DATASET RECORDS:
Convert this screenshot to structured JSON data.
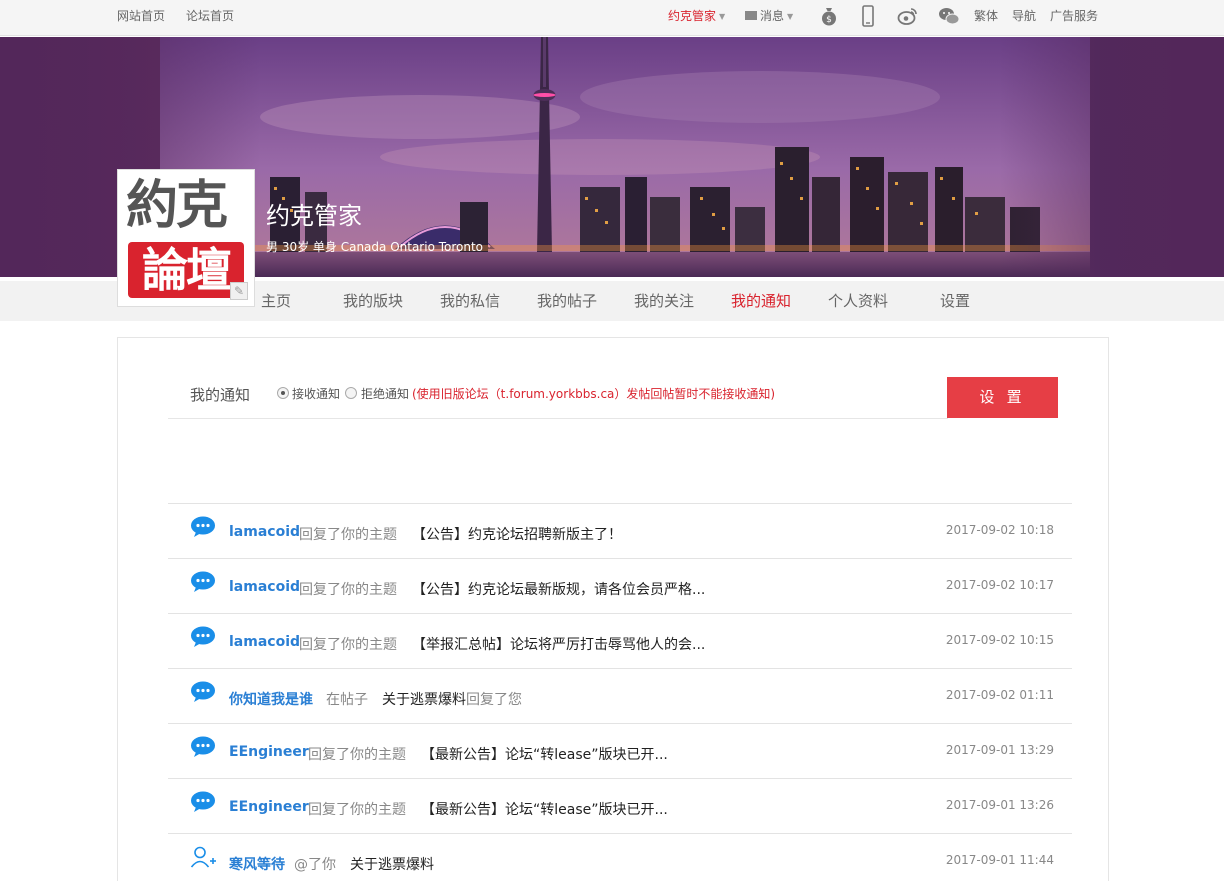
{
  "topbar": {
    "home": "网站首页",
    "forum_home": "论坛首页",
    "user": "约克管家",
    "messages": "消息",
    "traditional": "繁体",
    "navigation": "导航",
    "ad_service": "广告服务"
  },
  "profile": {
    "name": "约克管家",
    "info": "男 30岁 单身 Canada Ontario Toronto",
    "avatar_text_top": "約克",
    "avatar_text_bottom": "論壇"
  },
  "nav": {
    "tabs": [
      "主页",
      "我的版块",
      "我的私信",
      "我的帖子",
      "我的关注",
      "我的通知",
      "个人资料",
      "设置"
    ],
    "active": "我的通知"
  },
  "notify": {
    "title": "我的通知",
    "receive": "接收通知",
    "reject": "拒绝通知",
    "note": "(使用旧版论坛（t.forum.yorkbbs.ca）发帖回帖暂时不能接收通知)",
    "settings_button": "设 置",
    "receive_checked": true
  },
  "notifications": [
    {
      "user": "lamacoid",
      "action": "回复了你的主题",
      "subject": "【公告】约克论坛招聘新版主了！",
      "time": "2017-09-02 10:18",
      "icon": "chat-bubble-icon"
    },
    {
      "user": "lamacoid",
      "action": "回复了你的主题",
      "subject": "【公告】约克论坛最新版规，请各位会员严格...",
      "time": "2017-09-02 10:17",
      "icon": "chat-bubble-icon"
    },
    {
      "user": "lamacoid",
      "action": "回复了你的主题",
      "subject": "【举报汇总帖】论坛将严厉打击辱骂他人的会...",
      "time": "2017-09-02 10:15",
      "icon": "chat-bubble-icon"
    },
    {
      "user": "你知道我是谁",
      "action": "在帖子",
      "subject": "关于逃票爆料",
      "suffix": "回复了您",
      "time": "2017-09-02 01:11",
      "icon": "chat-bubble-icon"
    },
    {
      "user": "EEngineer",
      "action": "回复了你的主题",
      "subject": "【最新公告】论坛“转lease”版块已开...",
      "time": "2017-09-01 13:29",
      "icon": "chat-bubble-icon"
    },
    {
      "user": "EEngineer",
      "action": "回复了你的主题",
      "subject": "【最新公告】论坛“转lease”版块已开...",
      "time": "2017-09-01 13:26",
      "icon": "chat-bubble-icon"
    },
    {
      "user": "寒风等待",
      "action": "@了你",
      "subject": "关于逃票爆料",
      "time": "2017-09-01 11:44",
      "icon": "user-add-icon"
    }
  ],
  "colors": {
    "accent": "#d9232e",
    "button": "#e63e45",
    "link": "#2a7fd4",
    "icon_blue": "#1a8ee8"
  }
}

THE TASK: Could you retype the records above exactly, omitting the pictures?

OUTPUT FOR THIS TASK:
Convert this screenshot to structured JSON data.
{
  "topbar": {
    "home": "网站首页",
    "forum_home": "论坛首页",
    "user": "约克管家",
    "messages": "消息",
    "traditional": "繁体",
    "navigation": "导航",
    "ad_service": "广告服务"
  },
  "profile": {
    "name": "约克管家",
    "info": "男 30岁 单身 Canada Ontario Toronto",
    "avatar_text_top": "約克",
    "avatar_text_bottom": "論壇"
  },
  "nav": {
    "tabs": [
      "主页",
      "我的版块",
      "我的私信",
      "我的帖子",
      "我的关注",
      "我的通知",
      "个人资料",
      "设置"
    ],
    "active": "我的通知"
  },
  "notify": {
    "title": "我的通知",
    "receive": "接收通知",
    "reject": "拒绝通知",
    "note": "(使用旧版论坛（t.forum.yorkbbs.ca）发帖回帖暂时不能接收通知)",
    "settings_button": "设 置",
    "receive_checked": true
  },
  "notifications": [
    {
      "user": "lamacoid",
      "action": "回复了你的主题",
      "subject": "【公告】约克论坛招聘新版主了！",
      "time": "2017-09-02 10:18",
      "icon": "chat-bubble-icon"
    },
    {
      "user": "lamacoid",
      "action": "回复了你的主题",
      "subject": "【公告】约克论坛最新版规，请各位会员严格...",
      "time": "2017-09-02 10:17",
      "icon": "chat-bubble-icon"
    },
    {
      "user": "lamacoid",
      "action": "回复了你的主题",
      "subject": "【举报汇总帖】论坛将严厉打击辱骂他人的会...",
      "time": "2017-09-02 10:15",
      "icon": "chat-bubble-icon"
    },
    {
      "user": "你知道我是谁",
      "action": "在帖子",
      "subject": "关于逃票爆料",
      "suffix": "回复了您",
      "time": "2017-09-02 01:11",
      "icon": "chat-bubble-icon"
    },
    {
      "user": "EEngineer",
      "action": "回复了你的主题",
      "subject": "【最新公告】论坛“转lease”版块已开...",
      "time": "2017-09-01 13:29",
      "icon": "chat-bubble-icon"
    },
    {
      "user": "EEngineer",
      "action": "回复了你的主题",
      "subject": "【最新公告】论坛“转lease”版块已开...",
      "time": "2017-09-01 13:26",
      "icon": "chat-bubble-icon"
    },
    {
      "user": "寒风等待",
      "action": "@了你",
      "subject": "关于逃票爆料",
      "time": "2017-09-01 11:44",
      "icon": "user-add-icon"
    }
  ],
  "colors": {
    "accent": "#d9232e",
    "button": "#e63e45",
    "link": "#2a7fd4",
    "icon_blue": "#1a8ee8"
  }
}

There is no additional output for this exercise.